So a private buyer will get a second hand Outlander for £16K whilst a business buyer will find that the lease and fuel costs on a BMW diesel are much less.

I've no idea who will buy this.

si73 28 January 2020

They've tested the wrong car

They've tested the wrong car really, this is a ridiculously high specced and priced version, they should have tested the business nav premium at £10k less, it'd be more representative of what people are likely to choose. Silly of vauxhall really to not give out a decent prices and specified version for tests.
LucyP 28 January 2020

The price is insane

Why do they keep doing it? £47K for a Vauxhall. You don't have to get into badge snobbery to know that very few people are going to opt for the Vauxhall. As for waiting 2 years Ski Kid. You can buy Grandland X's that are not much over a year old with less than 12,000 on the clock for under £15k. 

A £32k saving buys a lot of fuel and covers a lot of extra tax/emissions/congestion etc charges. You would have to be the full on Thunberg to blow £47k to save the planet by buying that thing new.

Straff 28 January 2020

Fully agree
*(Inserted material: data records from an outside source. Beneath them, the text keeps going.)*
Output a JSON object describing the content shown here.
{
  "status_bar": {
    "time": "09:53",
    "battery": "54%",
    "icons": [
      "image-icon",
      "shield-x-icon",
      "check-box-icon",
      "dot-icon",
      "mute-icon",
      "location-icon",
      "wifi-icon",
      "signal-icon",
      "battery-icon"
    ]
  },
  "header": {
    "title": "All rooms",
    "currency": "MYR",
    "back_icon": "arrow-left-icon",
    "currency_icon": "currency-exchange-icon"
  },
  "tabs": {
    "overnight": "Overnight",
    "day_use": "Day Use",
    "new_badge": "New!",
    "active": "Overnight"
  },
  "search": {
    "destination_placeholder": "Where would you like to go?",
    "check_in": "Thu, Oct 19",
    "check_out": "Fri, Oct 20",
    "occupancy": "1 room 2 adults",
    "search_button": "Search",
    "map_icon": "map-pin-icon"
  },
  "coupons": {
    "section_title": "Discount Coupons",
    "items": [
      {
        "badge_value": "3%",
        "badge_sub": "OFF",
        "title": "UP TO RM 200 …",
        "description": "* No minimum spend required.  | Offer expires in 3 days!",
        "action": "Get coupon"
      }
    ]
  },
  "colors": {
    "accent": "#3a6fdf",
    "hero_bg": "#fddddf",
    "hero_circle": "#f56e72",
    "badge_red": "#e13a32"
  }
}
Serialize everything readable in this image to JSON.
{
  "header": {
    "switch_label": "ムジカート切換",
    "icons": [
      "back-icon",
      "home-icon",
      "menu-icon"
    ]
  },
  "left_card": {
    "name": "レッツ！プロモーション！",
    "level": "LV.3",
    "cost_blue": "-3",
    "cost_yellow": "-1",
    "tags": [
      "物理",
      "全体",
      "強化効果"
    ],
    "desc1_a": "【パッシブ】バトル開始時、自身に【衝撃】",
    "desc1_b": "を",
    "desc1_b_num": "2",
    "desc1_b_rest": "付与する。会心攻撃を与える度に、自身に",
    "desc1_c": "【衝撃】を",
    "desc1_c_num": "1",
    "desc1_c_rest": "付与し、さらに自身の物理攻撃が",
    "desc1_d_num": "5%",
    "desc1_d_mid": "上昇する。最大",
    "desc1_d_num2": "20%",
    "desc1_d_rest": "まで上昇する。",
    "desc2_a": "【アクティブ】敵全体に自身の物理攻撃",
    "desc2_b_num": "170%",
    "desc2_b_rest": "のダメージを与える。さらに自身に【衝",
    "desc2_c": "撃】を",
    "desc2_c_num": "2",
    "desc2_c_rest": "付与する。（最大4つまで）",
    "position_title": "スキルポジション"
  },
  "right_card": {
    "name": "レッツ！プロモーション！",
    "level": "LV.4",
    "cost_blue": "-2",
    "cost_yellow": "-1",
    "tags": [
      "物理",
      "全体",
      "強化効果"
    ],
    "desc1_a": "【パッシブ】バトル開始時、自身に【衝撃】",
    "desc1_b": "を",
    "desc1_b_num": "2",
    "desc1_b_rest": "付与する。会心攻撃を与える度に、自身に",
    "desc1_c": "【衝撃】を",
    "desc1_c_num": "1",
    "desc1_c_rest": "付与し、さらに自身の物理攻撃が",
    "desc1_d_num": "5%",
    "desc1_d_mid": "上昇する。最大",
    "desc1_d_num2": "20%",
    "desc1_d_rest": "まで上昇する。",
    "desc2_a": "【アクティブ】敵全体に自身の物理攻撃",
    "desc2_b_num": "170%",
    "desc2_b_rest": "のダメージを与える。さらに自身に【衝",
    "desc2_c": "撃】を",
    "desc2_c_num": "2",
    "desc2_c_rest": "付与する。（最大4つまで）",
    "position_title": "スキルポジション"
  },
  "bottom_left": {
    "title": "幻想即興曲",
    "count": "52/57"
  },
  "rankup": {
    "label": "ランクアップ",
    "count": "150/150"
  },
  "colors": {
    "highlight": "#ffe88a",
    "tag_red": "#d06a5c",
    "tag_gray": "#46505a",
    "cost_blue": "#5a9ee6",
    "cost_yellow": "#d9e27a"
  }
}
I don't understand it, either. I've been a Vauxhall fan all my life but even I'm getting fed up of the dire styling, poor reliability and stupid list prices. The styling department at Opel need a kick up the backside. The new 208 looks better on the outside and light years better on the inside. It also drives better than the Corsa. They have to lift their game dramatically if they're going to continue to produce cars.